- Each party's rights are identifiable. The contract must specify the goods or services to be provided. .
- Payment terms are identified. Contracts must include sufficient details so that the price can be estimated.
- The contract has commercial substance. In other words, risk, timing, or cash flows must change as a result of the contract.
- Collectibility is probable, meaning that customers are credit worthy and likely to pay on time.
Step 2: Identify the Performance Obligations in the Contract
Performance obligations are promises to deliver goods or services to your customer. Businesses under ASC 606 must explicitly define obligations in the contract as well as any obligations a customer may expect based on a previous or existing business relationship. For example, if an existing customer has always received free shipping, then that is a performance obligation for that customer; however, free shipping may not be a performance obligation for a new customer who expects to pay for shipping.
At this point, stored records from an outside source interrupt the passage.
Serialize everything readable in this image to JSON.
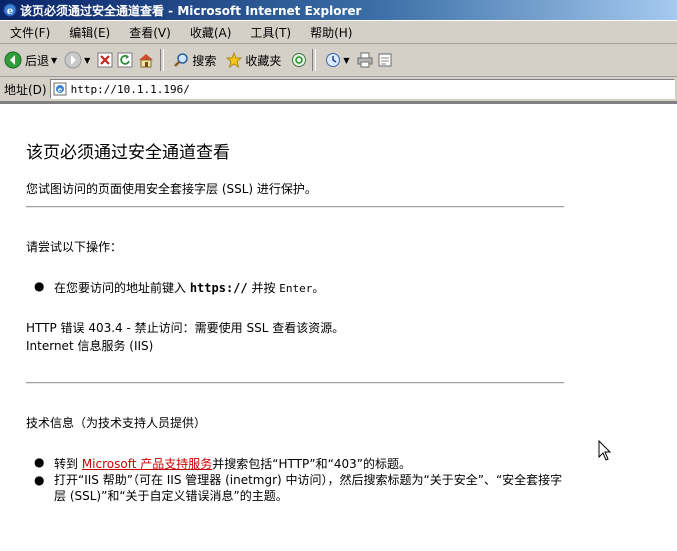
{
  "window": {
    "title": "该页必须通过安全通道查看 - Microsoft Internet Explorer"
  },
  "menubar": {
    "items": [
      {
        "label": "文件(F)"
      },
      {
        "label": "编辑(E)"
      },
      {
        "label": "查看(V)"
      },
      {
        "label": "收藏(A)"
      },
      {
        "label": "工具(T)"
      },
      {
        "label": "帮助(H)"
      }
    ]
  },
  "toolbar": {
    "back_label": "后退",
    "search_label": "搜索",
    "favorites_label": "收藏夹"
  },
  "address": {
    "label": "地址(D)",
    "url": "http://10.1.1.196/"
  },
  "page": {
    "title": "该页必须通过安全通道查看",
    "intro": "您试图访问的页面使用安全套接字层 (SSL) 进行保护。",
    "try_heading": "请尝试以下操作：",
    "bullet1_prefix": "在您要访问的地址前键入 ",
    "bullet1_code": "https://",
    "bullet1_mid": " 并按 ",
    "bullet1_key": "Enter",
    "bullet1_end": "。",
    "error_line1": "HTTP 错误 403.4 - 禁止访问：需要使用 SSL 查看该资源。",
    "error_line2": "Internet 信息服务 (IIS)",
    "tech_heading": "技术信息（为技术支持人员提供）",
    "bullet2_prefix": "转到 ",
    "bullet2_link": "Microsoft 产品支持服务",
    "bullet2_suffix": "并搜索包括“HTTP”和“403”的标题。",
    "bullet3": "打开“IIS 帮助”（可在 IIS 管理器 (inetmgr) 中访问），然后搜索标题为“关于安全”、“安全套接字层 (SSL)”和“关于自定义错误消息”的主题。"
  },
  "colors": {
    "titlebar_start": "#0a246a",
    "chrome": "#d4d0c8",
    "link": "#cc0000"
  }
}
Step 3: Determine the Transaction Price
The transaction price is the cost of goods or services to be paid by the customer to the business. Transaction prices may be fixed, variable, or both. It is identified in the contract as a performance obligation. When the performance obligation is fulfilled, the cost is recognized as top-line revenue. Transaction price does not include future options or money collected by third parties such as tax authorities.
Step 4: Allocate the Transaction Price
Businesses must accurately allocate the transaction price for each performance obligation using its standalone selling price. The standalone selling price may be estimated using an adjustment market assessment, expected cost plus margin, and/or residuals. Special guidelines cover discounts, variable considerations, and contract modifications. Again, the article referenced above details these special guidelines.
Step 5: Recognize Revenue When or as Performance Obligations Are Satisfied
Revenue must be recognized when or as performance obligations are satisfied. For single-point-in-time performance obligations, revenue is recognized at the point of fulfillment. For period-of-time performance obligations, companies must decide how to measure progress in relation to the completed performance obligation; revenue is recognized proportionate to that progress.
ASC 606 Inaction Is (Still) Not An Option
With BluSynergy, you are never alone! Our qualified sales team can help you rethink your accounting practices to include the factors and processes you need to track for ASC 606 compliance. We can help you automate and implement the ASC 606 Five Step Method. We can help you understand how future decisions about and strategies for your subscription models will impact your top-line revenue recognition.
Curious about Quote-to-Cash solutions? Confused about how to automate or how to adapt your current automation to manage the Five Step Method? Give one of our BluSynergy sales consultants a call today at 731-INVOICE (731-468-6423).
At BluSynergy, your success is our success. And, don't forget to read our upcoming blog on unique evergreen subscription models, coming in May.